We hope that the previous blogs have provided a solid explanation as to what an Affirmative Program is and who the Office of Federal Contract Compliance Programs (OFCCP) is. The requirement to maintain a written plan/s and ensure all action items noted within the plan are being executed can be a daunting task. As we begin to steer away from the basics of what the various requirements and components of a written plan are, we will begin to dive into helpful tips and best practices. As shown in the diagram from a previous blog in this series, the establishment of Job Groups and Activity records are critical to establishing a valid Affirmative Action Plan and are therefore worth focusing on.
Job Groups are the basis for the Utilization and Adverse Impact Analysis of each Establishment. This analysis is the “meat” of the plan and is essential information to be considered when auditing internal processes and initiating outreach efforts; thus, the Job Groups are an integral component of the plan development. Job Groups are different from EEO-1 categories; however, a contractor may use the established EEO-1 categories as Job Groups if there are fewer than 150 employees in the workforce. As a reminder, the EEO-1 Categories are:
- Executive/Senior Level Officials and Managers
- First/Mid-Level Officials and Managers
- Sales Workers
- Administrative Support Workers
- Craft Workers
- Laborers and Helpers
- Service Workers
If a contractor has more than 150 employees, these EEO-1 categories need to be sub-divided. In order to provide a more accurate representation of your workforce and related analysis, we often suggest dividing EEO-1 categories into different Job Groups prior to reaching 150 employees. The following factors must be considered when establishing Job Groups:
- Similar duties and responsibilities
- Similar rates of pay
- Similar opportunities, to include training, transfer, promotion and benefits
It is not necessary to sub-divide all EEO-1 categories. Instead, consider the diversity of roles, pay and opportunities within each. Though OFCCP does not provide a minimum number of incumbents within a Job Group which they specify is acceptable, it is important to maintain Job Groups with enough incumbents to provide meaningful analysis.
As an example, the EEO-1 category of 2-Professionals often encompasses a vast array of positions with greatly varying responsibilities, pay and opportunities; therefore, this is often one of the first groups that should be sub-divided. In this case, Job Groups such as these may be appropriate:
- 2A Administrative Professionals (i.e., Human Resources, Accounting, and Contracts professionals)
- 2B Analysts (i.e., Systems and Business Analysts)
- 2C Engineers (i.e., Software, Electrical, Aerospace Engineers)

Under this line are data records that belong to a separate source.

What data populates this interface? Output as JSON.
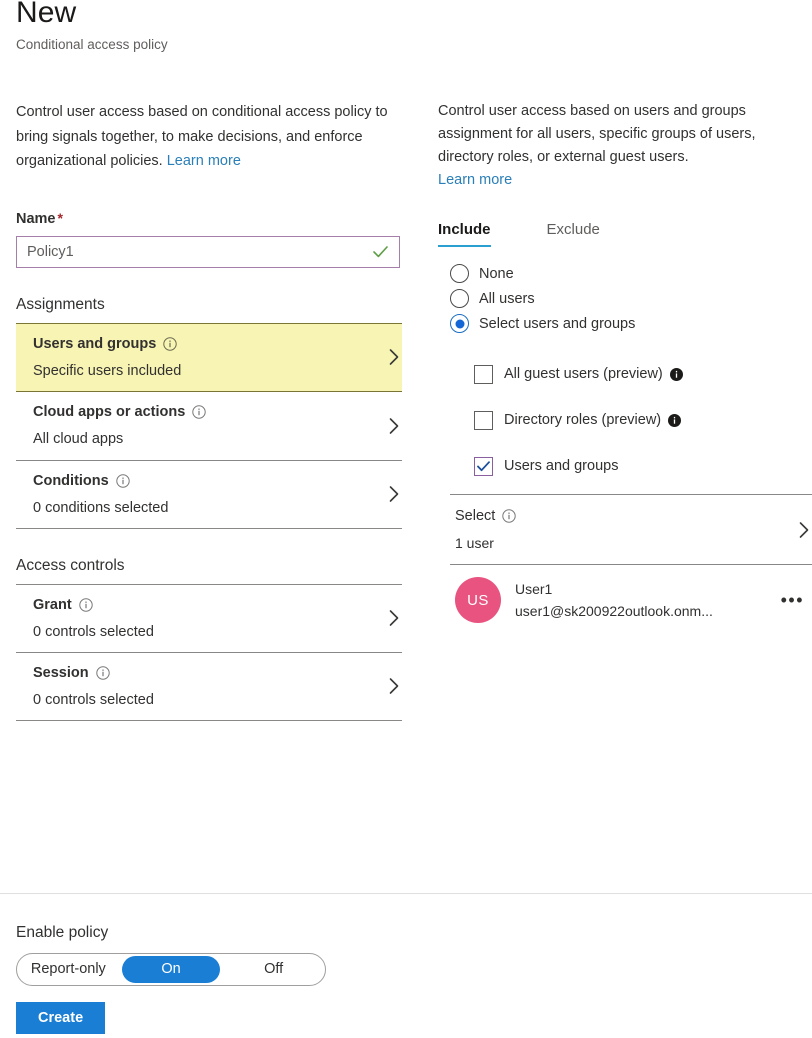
{
  "header": {
    "title": "New",
    "subtitle": "Conditional access policy"
  },
  "left": {
    "intro": "Control user access based on conditional access policy to bring signals together, to make decisions, and enforce organizational policies. ",
    "learn_more": "Learn more",
    "name_label": "Name",
    "name_required_mark": "*",
    "name_value": "Policy1",
    "name_placeholder": "Policy1",
    "assignments_heading": "Assignments",
    "access_controls_heading": "Access controls",
    "rows": [
      {
        "title": "Users and groups",
        "sub": "Specific users included",
        "highlighted": true
      },
      {
        "title": "Cloud apps or actions",
        "sub": "All cloud apps",
        "highlighted": false
      },
      {
        "title": "Conditions",
        "sub": "0 conditions selected",
        "highlighted": false
      }
    ],
    "control_rows": [
      {
        "title": "Grant",
        "sub": "0 controls selected"
      },
      {
        "title": "Session",
        "sub": "0 controls selected"
      }
    ]
  },
  "right": {
    "intro": "Control user access based on users and groups assignment for all users, specific groups of users, directory roles, or external guest users. ",
    "learn_more": "Learn more",
    "tabs": [
      {
        "label": "Include",
        "active": true
      },
      {
        "label": "Exclude",
        "active": false
      }
    ],
    "radios": [
      {
        "label": "None",
        "checked": false
      },
      {
        "label": "All users",
        "checked": false
      },
      {
        "label": "Select users and groups",
        "checked": true
      }
    ],
    "checkboxes": [
      {
        "label": "All guest users (preview)",
        "checked": false,
        "info": true
      },
      {
        "label": "Directory roles (preview)",
        "checked": false,
        "info": true
      },
      {
        "label": "Users and groups",
        "checked": true,
        "info": false
      }
    ],
    "select_row": {
      "title": "Select",
      "sub": "1 user"
    },
    "user": {
      "initials": "US",
      "name": "User1",
      "email": "user1@sk200922outlook.onm...",
      "avatar_color": "#e8537f"
    },
    "more_glyph": "•••"
  },
  "footer": {
    "enable_label": "Enable policy",
    "segments": [
      {
        "label": "Report-only",
        "active": false
      },
      {
        "label": "On",
        "active": true
      },
      {
        "label": "Off",
        "active": false
      }
    ],
    "create_label": "Create"
  },
  "colors": {
    "accent_blue": "#1a7fd4",
    "tab_underline": "#2a9fd0",
    "highlight_yellow": "#f8f4b4",
    "link": "#2a7fb8",
    "required_red": "#a4262c",
    "input_border_purple": "#a57fa9",
    "check_green": "#5e9e45"
  }
}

The availability of candidates by race and gender in these groups may vary significantly, thus allowing for your data to provide a more accurate representation of current utilization and appropriate goals. This process should be approached carefully and strategically as it may be necessary to explain and justify the creation of these Job Groups to OFCCP if audited.
All records pertaining to all employment-related activities are vital to creating a valid Affirmative Active Plan and thus implementing a meaningful Affirmative Action Program. These records are the driver behind the requirement of “Identification of Problem Areas,” which we will address in greater detail in a later blog in this series. Accurate records of all activity, to include recruitment, applicant flow, hires, transfers, promotions, training, compensation, and even benefit policies may be reviewed if audited. Some of the following activities are used to develop the Plan:
- Applicant Flow
What’s Next in This Series?
We find that the most challenging activity to accurately capture is the Applicant Flow. What data must be maintained? Who is an internet applicant? Where was this applicant sourced from? Did you capture self-ID forms for each applicant? If unable to answer all of these questions, you aren’t alone! Many contractors struggle to effectively recruit and hire while also complying with the various requirements related to applicant tracking. Next in this series, we will answer these questions as well as address some of the more common flaws and fixes to Applicant Flow.
 Reference 41 CFR 60 2.1(d) for information on Establishments and how to determine which affirmative action program each employee should be included in.